Over time, there seems to be a couple of camps that people fall into when contemplating taking their own life. Those that are desperate for help and are not being heard. Those that quietly live in pain and this is their only option. Whatever the outcome, surviving it or dying, listening is sometimes all we can do.
My Father sent me a letter. A beautiful hand-written letter to me while I was in grad school in London. This may not seem strange only that any letter I received from him was all business, typed by his secretary and signed by him and expressed no emotion. This letter was different. It was on his personal stationary and while only a page, it said more than he had said to me in 25 years. It arrived about a month before he died.
As I was growing up, I sensed that he would not be around for long. Not knowing what that meant, I just kept a distant tab on him. When I received the letter, I knew that time was not on his side. The letter was the closure (not that I needed it) for me. Some will not be so lucky.
I recently confirmed what I have been feeling my whole life. That my intuition and empathy are wired to the same artery. Being drawn to people like Elizabeth Kubler-Ross, Mother Teresa, and you’ll love this…..someone asked me when I was very young what I wanted to be when I grew up, my answer….straight face….with all the matter-of-fact I could was Joan of Arc. Okay I get the rolling of the eyes and the possible “you think you can walk with those people”, all I said was I am drawn to them. There is a common thread.

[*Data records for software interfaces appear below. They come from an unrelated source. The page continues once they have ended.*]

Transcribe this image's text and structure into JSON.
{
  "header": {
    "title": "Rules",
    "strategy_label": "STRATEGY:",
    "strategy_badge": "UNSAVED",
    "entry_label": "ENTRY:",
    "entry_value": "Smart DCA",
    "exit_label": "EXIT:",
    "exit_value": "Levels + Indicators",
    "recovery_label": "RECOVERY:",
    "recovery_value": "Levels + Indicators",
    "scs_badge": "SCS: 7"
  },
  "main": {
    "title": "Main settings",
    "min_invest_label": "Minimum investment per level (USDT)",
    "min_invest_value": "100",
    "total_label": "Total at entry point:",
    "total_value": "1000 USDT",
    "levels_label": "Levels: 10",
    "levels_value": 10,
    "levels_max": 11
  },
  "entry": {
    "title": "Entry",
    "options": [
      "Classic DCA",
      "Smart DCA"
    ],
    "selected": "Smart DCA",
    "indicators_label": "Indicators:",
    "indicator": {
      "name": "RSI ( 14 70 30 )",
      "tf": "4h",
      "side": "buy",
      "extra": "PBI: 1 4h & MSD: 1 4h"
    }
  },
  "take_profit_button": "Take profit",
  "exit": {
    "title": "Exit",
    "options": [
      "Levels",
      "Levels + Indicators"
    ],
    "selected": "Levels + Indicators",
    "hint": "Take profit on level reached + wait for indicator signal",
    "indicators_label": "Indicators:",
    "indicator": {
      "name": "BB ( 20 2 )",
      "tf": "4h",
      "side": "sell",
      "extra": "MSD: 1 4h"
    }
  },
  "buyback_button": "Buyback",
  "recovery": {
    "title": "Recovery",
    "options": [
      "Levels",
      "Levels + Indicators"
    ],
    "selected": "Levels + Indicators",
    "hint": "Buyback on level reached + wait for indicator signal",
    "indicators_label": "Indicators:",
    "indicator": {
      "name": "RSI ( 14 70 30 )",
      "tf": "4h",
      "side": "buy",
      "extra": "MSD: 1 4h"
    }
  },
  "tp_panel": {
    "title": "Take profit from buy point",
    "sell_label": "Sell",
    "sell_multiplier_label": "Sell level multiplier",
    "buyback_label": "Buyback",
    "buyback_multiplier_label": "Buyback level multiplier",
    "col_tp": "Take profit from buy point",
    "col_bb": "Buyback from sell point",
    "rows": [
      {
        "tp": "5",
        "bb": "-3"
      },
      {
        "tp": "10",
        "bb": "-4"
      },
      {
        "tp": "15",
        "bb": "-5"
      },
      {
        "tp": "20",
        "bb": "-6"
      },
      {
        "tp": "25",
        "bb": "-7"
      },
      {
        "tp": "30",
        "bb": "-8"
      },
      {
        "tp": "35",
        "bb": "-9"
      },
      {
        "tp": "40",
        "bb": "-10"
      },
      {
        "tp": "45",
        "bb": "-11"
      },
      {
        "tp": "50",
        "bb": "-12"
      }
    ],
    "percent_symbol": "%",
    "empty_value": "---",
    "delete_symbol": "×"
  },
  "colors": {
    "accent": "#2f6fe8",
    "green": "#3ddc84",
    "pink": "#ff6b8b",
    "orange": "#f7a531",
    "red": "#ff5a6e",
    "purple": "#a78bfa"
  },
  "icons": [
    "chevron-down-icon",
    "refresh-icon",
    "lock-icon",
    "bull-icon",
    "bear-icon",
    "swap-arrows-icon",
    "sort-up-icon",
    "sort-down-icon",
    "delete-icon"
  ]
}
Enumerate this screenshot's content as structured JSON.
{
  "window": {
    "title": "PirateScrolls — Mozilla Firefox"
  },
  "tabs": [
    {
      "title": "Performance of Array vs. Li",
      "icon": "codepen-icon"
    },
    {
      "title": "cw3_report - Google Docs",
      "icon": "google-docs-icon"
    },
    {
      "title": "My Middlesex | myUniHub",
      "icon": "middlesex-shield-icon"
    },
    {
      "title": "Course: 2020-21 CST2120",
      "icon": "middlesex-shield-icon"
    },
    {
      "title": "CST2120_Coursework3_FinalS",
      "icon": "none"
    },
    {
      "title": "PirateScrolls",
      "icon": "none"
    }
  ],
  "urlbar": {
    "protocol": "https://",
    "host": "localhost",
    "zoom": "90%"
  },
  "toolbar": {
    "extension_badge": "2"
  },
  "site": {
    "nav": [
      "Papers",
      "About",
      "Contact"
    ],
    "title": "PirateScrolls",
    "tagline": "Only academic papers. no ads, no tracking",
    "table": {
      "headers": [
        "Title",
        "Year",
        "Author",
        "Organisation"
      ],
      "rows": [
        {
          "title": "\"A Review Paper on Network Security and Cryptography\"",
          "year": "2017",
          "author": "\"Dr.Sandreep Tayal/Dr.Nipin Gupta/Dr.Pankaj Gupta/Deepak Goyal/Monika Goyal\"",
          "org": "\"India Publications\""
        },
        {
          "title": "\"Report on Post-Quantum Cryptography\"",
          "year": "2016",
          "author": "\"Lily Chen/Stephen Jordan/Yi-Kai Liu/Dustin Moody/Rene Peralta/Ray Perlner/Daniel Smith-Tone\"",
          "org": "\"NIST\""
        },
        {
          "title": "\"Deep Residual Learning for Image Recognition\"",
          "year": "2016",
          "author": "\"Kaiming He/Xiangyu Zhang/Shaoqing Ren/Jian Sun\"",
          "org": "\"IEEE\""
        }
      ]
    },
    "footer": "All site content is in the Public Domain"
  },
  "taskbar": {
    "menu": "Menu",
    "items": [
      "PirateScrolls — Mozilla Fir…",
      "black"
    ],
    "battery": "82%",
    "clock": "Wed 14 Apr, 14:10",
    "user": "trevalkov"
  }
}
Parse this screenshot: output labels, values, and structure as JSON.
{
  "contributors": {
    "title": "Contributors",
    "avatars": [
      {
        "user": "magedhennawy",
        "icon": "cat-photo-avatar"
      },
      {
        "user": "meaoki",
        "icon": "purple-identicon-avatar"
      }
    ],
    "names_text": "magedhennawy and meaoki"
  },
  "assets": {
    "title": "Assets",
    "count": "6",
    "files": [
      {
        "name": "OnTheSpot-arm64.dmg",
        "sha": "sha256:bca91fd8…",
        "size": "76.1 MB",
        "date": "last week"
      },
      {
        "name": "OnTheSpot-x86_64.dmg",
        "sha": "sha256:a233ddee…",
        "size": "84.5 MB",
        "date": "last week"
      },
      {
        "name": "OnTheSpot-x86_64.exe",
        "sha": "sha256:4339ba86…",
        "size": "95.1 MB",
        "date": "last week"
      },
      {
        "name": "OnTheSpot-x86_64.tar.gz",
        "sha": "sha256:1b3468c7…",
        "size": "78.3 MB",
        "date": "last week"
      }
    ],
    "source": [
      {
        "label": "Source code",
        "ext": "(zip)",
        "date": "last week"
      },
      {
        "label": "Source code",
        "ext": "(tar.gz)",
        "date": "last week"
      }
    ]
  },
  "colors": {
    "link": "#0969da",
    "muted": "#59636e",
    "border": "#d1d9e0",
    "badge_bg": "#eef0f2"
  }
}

Such a tangent.
So I leave you with the question, If we could set down our shame for one moment, what would you do differently?